Along with deciding on your club's structure and putting together your management team (as above), you'll need to create a plan for the type of meetings your club needs and decide on who will run these.

Within a club there are several different types of meeting that may be required. Some are informal, others are more formal such as an annual general meeting (AGM). The AGM is held annually, usually when financial reporting and annual report is made.

A good meeting will ensure everyone has the information they require, understands the outcomes, and knows what they need to contribute to achieve these.

Any meeting will need someone to be in charge or ‘chair’ it and another person to write down the minutes (the written record of a meeting). The minutes often give an overview of the structure of the meeting, starting with a list of those present, a list of the various issues discussed, and any responses/decisions that are made.

Informal meetings should still be managed, but they also encourage members to relax and join in. You might hold an informal meeting to:

  • discuss new ideas
  • solve problems
  • gather opinions
  • ensure everyone is still feeling enthusiastic about the club
  • brainstorm ideas for fundraising or sponsorship.

Tips to running a good meeting

  • Establish the purpose and desired outcomes of the meeting.
  • Check that everyone understands the topics to be discussed. Distribute an agenda (list of points to discuss usually distributed before the actual meeting) prior to the meeting if necessary.
  • Ensure everyone listens to each other carefully.
  • Ensure only one person speaks at a time.
  • Encourage everyone to be objective and keep discussion focused on the topic.
  • Examine each option individually and objectively and reaching a conclusion for that option.

Formal meetings such as the AGM are usually a reporting meeting for the club. This means that your club's aims, activities and finances are reported on at the meeting. They are usually held annually and they are open to anyone directly involved with the club. It is also when key roles like the chairperson are decided upon.

These meetings are based around an agenda which is similar to a programme or list of points to discuss. The club's secretary and treasurer usually prepare the agenda and send it out to everyone who will attend the meeting. There are many types of agenda – but by keeping it simple you’ll be able to run a straightforward and effective meeting.

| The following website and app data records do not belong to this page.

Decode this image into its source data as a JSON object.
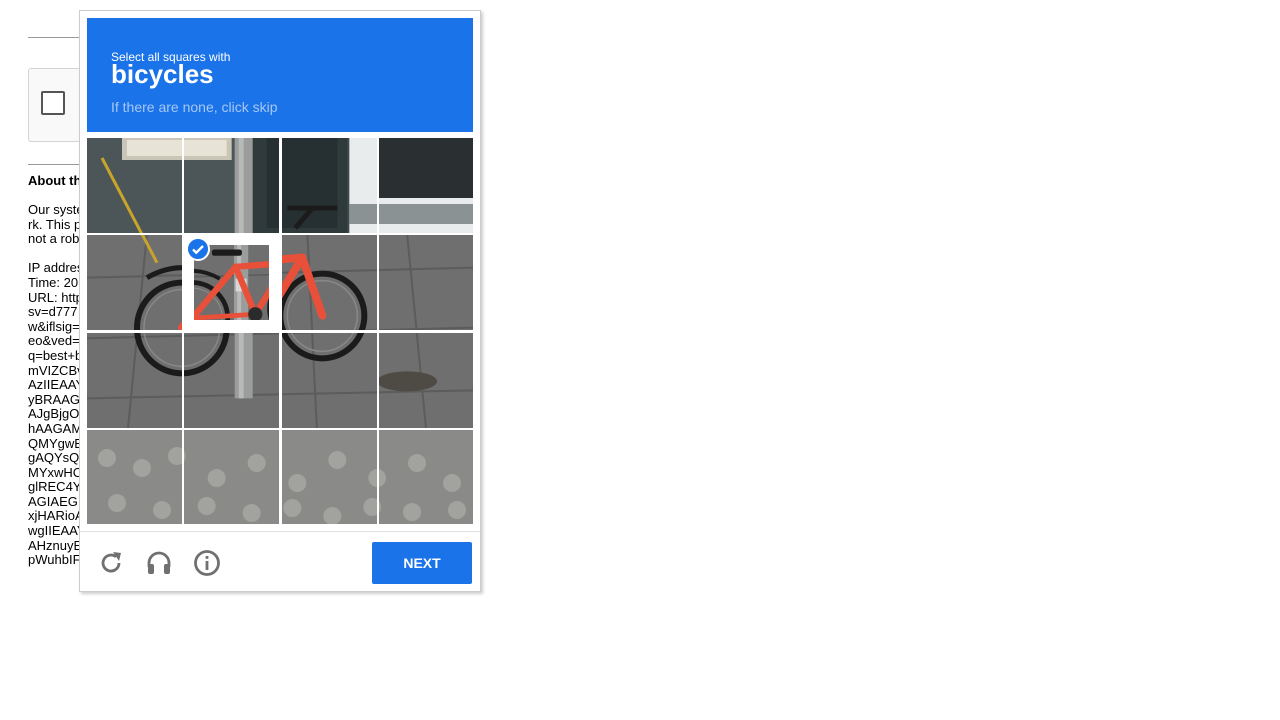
{
  "background_page": {
    "about_title": "About th",
    "about_lines": [
      "Our syste",
      "rk. This p",
      "not a rob",
      "",
      "IP addres",
      "Time: 20",
      "URL: http",
      "sv=d777",
      "w&iflsig=",
      "eo&ved=",
      "q=best+b",
      "mVIZCBv",
      "AzIIEAAY",
      "yBRAAG",
      "AJgBjgO",
      "hAAGAM",
      "QMYgwE",
      "gAQYsQ",
      "MYxwHC",
      "glREC4Y",
      "AGIAEG",
      "xjHARioA",
      "wgIIEAAY",
      "AHznuyE",
      "pWuhbIF"
    ]
  },
  "challenge": {
    "header": {
      "instruction": "Select all squares with",
      "target": "bicycles",
      "hint": "If there are none, click skip"
    },
    "grid": {
      "rows": 4,
      "cols": 4,
      "selected_tiles": [
        5
      ]
    },
    "footer": {
      "reload_icon": "reload-icon",
      "audio_icon": "headphones-icon",
      "info_icon": "info-icon",
      "next_label": "NEXT"
    },
    "colors": {
      "accent": "#1a73e8",
      "hint": "#a7c7f5"
    }
  }
}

Your club's chairperson will run the meeting and make sure that the agenda is used.

Here's an example of a straightforward agenda for an AGM:

  1. Welcome by the chairperson – this starts the meeting off.
  2. Apologies – from people who can’t get to the meeting.
  3. Confirmation of minutes of the previous AGM – a summary of what was discussed.
  4. Correspondence – important letters, email and faxes to and from your club.
  5. Chairperson’s report – usually an overview of the activities and aims of the club.
  6. Treasurer's report – usually an overview of the financial activities and the club’s current finances.
  7. Notice of any new management committee members.
  8. General business – anything that hasn’t been covered by the chairperson or treasurer.
  9. Guest speaker – this is optional but sometimes a guest speaker can provide new ideas or inspiration for your club.
  10. Confirming the date of the next meeting.
  11. Close of meeting – serving refreshments at this stage can be a great way to thank everyone for their efforts and will keep the meeting fun.

Download

Job description templates

Elsewhere

CommunityNet has more information and resources for running meetings.

Search for other related resources